(Extracted records begins)
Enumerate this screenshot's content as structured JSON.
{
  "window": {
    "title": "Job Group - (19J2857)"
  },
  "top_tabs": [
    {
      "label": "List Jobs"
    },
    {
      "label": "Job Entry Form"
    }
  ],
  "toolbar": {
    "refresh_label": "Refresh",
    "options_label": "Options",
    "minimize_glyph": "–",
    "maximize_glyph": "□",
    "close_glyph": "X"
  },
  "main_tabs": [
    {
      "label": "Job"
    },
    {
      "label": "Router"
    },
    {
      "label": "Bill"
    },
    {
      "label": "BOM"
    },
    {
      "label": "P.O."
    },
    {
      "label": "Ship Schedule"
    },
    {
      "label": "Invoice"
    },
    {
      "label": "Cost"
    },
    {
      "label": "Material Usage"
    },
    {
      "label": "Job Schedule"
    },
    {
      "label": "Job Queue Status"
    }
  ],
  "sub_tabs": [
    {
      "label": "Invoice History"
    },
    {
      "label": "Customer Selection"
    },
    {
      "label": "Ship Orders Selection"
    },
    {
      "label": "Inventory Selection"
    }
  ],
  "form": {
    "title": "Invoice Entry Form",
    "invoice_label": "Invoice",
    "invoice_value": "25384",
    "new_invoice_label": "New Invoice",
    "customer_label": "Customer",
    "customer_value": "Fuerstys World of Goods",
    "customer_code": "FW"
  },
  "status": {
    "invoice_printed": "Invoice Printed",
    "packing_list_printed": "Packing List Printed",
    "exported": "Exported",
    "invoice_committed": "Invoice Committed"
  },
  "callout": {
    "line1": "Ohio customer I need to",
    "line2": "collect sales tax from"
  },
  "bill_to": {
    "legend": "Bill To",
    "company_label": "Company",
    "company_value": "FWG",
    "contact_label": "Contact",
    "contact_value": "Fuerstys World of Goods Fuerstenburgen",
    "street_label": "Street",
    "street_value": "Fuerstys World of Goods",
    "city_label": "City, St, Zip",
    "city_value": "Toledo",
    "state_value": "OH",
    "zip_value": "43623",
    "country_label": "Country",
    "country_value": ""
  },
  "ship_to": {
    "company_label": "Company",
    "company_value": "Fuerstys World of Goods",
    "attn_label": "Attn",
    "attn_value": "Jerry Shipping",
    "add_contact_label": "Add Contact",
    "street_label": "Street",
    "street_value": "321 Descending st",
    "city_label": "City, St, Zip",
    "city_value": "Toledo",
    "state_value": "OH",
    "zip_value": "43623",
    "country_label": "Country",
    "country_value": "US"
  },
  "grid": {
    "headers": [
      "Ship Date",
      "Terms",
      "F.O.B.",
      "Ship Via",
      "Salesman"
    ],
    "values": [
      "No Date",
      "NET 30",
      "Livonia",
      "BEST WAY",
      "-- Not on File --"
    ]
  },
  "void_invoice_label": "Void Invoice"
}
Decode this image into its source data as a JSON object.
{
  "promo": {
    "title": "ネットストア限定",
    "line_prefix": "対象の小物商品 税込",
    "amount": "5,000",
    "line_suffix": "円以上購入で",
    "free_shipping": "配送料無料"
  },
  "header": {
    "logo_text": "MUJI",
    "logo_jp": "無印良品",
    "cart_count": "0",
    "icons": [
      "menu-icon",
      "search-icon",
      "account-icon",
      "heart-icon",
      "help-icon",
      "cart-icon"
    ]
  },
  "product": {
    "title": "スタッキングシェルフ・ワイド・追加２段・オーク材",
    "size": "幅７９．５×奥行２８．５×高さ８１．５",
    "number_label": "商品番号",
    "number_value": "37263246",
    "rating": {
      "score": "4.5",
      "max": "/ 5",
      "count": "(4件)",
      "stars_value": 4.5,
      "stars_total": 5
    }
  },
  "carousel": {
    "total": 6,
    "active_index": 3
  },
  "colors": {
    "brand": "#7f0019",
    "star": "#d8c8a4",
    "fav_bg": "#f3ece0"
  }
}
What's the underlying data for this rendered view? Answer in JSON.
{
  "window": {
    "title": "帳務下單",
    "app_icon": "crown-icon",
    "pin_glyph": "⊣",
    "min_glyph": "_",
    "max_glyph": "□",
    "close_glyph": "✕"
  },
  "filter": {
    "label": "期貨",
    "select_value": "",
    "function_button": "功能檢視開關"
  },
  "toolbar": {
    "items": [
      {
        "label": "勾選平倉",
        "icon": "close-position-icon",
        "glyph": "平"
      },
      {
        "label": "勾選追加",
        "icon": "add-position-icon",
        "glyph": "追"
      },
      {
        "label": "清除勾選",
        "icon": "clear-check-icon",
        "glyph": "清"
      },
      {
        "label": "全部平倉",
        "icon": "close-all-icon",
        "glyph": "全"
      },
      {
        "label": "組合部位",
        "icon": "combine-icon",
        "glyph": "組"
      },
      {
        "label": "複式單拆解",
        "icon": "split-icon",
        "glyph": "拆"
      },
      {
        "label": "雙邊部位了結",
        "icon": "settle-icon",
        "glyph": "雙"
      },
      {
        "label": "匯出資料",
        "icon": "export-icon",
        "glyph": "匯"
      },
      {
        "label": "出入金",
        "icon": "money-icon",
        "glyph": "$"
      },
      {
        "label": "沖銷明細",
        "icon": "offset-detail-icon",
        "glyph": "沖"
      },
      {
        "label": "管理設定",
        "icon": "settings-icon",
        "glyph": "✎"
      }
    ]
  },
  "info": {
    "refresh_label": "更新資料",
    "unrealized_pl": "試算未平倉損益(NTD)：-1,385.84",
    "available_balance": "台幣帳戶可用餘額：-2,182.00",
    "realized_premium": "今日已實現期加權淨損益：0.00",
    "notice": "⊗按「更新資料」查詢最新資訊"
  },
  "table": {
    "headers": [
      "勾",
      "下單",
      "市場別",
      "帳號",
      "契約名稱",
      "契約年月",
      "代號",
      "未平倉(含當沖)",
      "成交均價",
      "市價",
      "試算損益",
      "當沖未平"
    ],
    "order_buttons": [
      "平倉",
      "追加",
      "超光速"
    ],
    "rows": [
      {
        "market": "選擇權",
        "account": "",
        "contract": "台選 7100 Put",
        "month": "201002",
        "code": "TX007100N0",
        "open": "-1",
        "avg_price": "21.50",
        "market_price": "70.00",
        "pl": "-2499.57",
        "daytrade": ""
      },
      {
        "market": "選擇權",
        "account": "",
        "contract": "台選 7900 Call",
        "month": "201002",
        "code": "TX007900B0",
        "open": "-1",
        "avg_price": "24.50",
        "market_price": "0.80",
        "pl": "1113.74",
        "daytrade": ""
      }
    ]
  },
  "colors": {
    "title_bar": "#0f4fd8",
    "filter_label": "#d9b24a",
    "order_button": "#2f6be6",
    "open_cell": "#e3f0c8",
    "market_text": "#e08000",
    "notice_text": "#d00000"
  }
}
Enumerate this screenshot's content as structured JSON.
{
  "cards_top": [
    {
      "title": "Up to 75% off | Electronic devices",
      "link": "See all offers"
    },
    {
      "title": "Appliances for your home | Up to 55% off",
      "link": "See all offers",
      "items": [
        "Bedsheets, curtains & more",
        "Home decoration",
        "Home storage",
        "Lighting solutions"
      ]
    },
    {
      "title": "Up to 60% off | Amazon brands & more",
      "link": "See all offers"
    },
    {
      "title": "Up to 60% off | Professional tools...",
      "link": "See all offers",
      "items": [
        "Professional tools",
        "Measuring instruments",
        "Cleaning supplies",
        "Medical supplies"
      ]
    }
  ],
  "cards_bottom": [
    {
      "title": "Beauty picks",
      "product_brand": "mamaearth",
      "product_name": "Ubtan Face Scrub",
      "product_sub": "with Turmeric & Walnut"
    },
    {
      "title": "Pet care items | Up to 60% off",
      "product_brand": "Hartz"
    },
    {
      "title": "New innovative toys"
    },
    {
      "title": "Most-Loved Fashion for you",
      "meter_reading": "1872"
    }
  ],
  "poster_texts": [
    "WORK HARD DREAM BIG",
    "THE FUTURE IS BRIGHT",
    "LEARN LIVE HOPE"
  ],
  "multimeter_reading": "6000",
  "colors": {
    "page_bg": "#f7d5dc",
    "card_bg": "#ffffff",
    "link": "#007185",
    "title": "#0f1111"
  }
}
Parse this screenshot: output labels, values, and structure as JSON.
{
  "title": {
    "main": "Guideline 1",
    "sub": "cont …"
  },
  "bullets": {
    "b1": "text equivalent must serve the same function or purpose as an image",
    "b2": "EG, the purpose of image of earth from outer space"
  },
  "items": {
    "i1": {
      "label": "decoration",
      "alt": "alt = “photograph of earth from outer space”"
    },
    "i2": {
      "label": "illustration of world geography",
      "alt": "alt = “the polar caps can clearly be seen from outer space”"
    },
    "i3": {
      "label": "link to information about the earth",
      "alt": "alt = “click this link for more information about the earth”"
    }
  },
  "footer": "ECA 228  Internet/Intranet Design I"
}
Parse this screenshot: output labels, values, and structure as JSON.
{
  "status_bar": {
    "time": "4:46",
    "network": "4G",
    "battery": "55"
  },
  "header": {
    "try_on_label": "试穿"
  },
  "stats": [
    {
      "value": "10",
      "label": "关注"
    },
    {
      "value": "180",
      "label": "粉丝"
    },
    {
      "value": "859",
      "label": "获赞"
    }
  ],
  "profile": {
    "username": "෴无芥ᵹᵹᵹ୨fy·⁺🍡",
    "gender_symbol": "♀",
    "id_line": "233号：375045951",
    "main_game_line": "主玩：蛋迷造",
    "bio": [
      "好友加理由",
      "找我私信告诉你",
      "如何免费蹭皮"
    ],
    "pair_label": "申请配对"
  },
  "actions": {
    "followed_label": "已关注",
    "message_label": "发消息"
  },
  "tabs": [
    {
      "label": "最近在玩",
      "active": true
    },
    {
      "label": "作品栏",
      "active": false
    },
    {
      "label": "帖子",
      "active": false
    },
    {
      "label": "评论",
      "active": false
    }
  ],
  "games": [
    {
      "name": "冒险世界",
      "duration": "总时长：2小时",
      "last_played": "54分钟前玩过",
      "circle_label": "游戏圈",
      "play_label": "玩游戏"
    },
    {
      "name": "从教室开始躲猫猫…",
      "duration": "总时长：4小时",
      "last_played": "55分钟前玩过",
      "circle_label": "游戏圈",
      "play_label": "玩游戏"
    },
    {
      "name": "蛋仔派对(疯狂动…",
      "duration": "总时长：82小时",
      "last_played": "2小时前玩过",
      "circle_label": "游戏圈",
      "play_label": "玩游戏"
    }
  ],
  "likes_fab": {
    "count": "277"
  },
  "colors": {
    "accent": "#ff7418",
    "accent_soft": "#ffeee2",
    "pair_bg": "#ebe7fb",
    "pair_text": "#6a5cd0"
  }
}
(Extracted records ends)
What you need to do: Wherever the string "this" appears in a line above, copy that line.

Output of the task:
Enumerate this screenshot's content as structured JSON.
Decode this image into its source data as a JSON object.
What's the underlying data for this rendered view? Answer in JSON.
Enumerate this screenshot's content as structured JSON.
Parse this screenshot: output labels, values, and structure as JSON.
      "alt": "alt = “click this link for more information about the earth”"
Parse this screenshot: output labels, values, and structure as JSON.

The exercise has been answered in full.